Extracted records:
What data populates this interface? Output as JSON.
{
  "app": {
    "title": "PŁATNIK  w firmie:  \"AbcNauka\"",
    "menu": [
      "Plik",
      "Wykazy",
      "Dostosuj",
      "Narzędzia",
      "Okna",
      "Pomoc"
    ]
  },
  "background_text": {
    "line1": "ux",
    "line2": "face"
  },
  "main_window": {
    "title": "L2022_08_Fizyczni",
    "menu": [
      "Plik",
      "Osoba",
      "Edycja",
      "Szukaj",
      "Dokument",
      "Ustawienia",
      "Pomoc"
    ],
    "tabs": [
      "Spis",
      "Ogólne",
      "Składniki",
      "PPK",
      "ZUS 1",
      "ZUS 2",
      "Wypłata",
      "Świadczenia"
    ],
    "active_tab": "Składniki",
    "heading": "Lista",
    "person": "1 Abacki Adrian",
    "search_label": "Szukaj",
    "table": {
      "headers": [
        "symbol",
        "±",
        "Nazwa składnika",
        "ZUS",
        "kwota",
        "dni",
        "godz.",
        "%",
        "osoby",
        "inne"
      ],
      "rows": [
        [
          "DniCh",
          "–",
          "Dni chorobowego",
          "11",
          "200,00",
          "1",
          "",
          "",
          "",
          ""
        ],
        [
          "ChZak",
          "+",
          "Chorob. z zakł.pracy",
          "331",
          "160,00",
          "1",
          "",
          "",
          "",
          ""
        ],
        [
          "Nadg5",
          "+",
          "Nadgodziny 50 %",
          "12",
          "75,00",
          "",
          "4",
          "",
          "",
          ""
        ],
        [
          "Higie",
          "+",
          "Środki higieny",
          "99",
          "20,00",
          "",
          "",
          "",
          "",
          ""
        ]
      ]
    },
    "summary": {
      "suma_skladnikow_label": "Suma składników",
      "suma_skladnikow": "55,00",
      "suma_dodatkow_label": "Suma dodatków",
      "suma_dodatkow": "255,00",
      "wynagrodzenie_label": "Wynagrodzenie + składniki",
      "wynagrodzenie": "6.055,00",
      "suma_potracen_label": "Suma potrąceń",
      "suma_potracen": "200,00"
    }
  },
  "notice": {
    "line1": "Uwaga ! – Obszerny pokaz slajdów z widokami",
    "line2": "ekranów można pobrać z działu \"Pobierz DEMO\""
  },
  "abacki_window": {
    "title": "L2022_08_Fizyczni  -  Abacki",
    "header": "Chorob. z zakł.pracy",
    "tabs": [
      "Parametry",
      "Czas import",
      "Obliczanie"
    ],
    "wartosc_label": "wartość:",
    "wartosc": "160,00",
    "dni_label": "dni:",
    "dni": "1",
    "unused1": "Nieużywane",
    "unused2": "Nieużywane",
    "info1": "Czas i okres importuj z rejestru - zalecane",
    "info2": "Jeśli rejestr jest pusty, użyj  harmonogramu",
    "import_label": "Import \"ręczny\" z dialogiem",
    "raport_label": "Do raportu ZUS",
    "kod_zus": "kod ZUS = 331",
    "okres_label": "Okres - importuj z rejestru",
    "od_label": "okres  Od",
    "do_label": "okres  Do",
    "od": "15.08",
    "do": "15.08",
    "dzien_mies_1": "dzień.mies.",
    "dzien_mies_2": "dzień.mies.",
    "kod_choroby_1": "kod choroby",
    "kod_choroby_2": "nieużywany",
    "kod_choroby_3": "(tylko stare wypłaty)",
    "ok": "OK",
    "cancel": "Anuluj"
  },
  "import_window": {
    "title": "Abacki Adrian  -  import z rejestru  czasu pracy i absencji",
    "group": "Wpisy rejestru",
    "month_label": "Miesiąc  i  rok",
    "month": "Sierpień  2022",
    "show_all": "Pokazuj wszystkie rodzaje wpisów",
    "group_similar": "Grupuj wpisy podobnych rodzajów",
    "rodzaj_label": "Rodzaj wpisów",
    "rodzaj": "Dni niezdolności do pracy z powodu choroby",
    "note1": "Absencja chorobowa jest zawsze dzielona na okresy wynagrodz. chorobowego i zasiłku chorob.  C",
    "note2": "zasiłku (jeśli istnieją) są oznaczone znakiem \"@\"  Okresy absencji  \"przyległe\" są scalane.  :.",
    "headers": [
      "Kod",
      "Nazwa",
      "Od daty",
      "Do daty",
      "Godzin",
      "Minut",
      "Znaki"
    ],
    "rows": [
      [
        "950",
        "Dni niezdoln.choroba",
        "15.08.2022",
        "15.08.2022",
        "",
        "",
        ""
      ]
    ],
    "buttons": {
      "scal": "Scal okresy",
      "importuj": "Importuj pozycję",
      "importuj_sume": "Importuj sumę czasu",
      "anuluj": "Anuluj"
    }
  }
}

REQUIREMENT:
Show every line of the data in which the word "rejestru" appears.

OUTPUT OF THE EXERCISE:
    "info1": "Czas i okres importuj z rejestru - zalecane",
    "okres_label": "Okres - importuj z rejestru",
    "title": "Abacki Adrian  -  import z rejestru  czasu pracy i absencji",
    "group": "Wpisy rejestru",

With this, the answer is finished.